(Data about app and page elements)
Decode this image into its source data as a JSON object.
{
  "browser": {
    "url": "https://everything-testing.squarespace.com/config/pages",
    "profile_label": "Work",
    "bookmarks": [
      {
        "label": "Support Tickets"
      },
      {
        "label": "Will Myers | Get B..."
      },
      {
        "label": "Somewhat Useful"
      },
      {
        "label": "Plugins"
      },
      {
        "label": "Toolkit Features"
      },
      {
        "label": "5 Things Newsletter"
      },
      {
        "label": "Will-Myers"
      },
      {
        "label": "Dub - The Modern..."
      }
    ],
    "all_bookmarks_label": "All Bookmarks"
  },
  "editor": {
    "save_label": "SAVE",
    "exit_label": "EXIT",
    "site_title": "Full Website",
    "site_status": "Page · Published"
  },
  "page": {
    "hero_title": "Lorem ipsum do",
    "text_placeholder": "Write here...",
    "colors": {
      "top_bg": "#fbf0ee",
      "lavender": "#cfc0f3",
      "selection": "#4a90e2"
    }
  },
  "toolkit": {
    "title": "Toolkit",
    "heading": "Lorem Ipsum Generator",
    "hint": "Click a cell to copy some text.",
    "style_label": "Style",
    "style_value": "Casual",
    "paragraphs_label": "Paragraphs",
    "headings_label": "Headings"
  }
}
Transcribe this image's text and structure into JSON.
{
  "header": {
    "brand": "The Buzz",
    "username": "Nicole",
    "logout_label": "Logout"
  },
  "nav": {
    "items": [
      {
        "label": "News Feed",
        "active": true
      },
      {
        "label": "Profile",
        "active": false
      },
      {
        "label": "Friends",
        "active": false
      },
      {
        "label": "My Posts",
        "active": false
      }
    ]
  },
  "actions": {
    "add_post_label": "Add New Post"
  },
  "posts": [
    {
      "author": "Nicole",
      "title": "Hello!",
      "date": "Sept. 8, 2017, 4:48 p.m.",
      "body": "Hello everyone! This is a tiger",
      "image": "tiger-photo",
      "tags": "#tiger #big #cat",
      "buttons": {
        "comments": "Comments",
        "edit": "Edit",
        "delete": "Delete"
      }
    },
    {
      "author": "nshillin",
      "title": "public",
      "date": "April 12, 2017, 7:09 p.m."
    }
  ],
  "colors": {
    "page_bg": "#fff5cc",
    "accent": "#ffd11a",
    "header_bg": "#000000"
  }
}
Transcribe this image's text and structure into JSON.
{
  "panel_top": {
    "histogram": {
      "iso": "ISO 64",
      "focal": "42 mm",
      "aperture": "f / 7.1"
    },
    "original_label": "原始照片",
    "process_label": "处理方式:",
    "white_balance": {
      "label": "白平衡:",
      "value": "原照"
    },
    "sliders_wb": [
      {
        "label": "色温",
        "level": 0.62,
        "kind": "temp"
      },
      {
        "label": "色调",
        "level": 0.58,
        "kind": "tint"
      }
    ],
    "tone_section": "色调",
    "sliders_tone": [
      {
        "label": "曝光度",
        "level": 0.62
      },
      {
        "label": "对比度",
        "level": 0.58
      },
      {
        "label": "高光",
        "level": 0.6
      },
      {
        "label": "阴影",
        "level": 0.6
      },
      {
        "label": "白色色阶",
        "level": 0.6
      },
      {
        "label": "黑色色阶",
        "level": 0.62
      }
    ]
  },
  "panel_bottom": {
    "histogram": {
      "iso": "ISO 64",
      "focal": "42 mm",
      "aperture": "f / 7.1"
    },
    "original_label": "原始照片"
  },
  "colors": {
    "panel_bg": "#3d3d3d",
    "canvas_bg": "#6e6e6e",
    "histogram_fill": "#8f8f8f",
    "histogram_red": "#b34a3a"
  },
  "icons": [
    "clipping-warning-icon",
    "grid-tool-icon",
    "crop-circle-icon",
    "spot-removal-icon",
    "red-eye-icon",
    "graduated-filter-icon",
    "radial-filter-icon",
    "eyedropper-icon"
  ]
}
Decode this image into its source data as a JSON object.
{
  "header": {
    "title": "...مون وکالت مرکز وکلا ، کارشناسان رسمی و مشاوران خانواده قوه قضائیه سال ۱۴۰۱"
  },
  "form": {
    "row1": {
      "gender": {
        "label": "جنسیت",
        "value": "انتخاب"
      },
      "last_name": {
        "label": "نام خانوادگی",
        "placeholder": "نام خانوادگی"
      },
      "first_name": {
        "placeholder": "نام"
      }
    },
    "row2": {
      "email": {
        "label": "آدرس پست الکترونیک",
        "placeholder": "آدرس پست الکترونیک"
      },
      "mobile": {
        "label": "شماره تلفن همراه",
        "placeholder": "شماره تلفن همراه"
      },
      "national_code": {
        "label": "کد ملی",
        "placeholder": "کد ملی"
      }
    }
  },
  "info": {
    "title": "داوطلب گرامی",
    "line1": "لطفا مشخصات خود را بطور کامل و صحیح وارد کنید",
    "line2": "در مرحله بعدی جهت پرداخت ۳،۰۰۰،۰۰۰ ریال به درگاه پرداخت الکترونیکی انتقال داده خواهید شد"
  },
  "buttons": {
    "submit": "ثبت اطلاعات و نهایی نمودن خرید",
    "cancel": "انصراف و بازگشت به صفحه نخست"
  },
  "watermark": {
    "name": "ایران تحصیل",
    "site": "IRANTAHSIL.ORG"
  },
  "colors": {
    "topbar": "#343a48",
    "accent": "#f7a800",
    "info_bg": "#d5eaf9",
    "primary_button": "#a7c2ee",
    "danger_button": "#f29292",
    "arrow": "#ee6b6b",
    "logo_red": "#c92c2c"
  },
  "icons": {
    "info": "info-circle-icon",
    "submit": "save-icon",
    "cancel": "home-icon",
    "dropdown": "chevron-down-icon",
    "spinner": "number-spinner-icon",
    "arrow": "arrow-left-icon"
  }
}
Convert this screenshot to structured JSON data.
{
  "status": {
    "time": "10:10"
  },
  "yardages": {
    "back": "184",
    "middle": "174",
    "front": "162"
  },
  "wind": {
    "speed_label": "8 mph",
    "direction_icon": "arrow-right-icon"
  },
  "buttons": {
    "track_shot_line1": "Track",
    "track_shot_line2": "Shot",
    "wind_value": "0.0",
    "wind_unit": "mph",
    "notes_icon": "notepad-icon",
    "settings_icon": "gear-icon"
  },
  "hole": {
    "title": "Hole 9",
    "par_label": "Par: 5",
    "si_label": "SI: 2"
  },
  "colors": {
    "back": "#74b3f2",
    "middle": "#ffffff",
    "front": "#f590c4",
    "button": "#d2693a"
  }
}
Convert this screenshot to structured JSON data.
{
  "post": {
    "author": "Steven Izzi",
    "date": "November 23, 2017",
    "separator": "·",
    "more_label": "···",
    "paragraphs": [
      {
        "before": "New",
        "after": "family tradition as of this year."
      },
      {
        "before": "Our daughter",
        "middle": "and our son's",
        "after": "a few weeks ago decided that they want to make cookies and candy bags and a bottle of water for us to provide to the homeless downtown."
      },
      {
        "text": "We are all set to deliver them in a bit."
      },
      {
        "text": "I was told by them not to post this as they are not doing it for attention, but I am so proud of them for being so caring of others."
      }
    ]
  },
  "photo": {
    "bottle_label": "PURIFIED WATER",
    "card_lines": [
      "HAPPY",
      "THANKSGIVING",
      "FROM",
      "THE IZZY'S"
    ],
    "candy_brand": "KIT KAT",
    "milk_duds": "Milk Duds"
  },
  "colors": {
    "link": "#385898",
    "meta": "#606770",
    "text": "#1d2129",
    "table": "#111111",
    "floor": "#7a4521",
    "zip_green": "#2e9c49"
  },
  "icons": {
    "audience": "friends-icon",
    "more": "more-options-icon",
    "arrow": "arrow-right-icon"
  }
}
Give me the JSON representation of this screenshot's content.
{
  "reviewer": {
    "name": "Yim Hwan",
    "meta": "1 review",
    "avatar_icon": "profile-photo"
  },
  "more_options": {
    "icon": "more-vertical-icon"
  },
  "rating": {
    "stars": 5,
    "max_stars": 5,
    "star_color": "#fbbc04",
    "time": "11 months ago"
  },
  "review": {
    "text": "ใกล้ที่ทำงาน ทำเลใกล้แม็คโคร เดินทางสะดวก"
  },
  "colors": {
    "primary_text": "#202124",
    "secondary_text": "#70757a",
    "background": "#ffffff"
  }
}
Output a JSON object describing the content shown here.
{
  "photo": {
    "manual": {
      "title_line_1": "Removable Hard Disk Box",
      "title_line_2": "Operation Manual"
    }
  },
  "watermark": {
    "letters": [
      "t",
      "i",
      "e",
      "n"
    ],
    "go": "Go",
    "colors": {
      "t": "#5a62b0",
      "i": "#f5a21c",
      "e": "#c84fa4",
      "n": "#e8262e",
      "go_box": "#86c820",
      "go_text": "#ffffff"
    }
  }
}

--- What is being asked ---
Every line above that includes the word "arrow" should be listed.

--- Solution for this task ---
    "arrow": "#ee6b6b",
    "arrow": "arrow-left-icon"
    "direction_icon": "arrow-right-icon"
    "arrow": "arrow-right-icon"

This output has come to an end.